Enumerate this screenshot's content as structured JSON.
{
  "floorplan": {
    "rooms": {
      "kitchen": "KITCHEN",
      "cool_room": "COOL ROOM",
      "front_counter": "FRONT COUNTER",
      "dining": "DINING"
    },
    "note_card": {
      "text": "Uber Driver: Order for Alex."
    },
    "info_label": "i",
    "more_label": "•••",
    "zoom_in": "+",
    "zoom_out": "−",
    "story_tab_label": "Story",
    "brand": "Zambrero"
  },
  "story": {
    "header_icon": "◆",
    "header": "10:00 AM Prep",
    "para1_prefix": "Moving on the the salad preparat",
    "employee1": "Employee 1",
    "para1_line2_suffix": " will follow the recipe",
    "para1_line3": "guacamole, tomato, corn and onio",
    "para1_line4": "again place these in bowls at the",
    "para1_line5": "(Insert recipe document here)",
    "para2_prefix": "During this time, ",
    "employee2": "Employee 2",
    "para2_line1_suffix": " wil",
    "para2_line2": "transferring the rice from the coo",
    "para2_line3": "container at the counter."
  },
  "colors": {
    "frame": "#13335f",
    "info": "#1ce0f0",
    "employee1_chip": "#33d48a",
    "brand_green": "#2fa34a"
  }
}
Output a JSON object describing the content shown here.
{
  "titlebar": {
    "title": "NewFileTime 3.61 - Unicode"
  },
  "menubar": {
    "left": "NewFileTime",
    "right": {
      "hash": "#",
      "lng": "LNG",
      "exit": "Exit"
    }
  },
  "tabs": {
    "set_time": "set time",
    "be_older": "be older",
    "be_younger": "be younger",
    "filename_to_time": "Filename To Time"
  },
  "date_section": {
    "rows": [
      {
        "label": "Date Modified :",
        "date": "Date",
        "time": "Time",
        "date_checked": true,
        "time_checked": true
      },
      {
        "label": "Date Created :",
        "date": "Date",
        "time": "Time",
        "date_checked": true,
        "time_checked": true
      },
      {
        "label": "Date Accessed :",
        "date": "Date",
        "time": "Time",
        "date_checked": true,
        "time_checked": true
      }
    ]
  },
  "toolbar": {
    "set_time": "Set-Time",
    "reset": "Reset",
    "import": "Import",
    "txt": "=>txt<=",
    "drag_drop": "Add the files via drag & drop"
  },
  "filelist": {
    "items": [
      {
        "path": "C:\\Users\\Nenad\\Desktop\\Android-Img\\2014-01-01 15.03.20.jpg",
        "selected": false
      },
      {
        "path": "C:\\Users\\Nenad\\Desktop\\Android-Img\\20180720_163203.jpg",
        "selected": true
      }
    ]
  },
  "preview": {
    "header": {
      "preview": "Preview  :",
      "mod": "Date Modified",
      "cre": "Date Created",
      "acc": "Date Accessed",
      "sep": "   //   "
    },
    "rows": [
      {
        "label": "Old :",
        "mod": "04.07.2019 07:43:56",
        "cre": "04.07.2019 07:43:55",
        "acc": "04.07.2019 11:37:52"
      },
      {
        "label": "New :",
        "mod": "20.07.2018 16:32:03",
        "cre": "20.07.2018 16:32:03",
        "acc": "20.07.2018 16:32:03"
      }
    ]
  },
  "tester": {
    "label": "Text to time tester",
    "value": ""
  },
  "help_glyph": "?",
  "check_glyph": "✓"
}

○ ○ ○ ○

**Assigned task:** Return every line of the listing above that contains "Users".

**Answer for the task:**
        "path": "C:\\Users\\Nenad\\Desktop\\Android-Img\\2014-01-01 15.03.20.jpg",
        "path": "C:\\Users\\Nenad\\Desktop\\Android-Img\\20180720_163203.jpg",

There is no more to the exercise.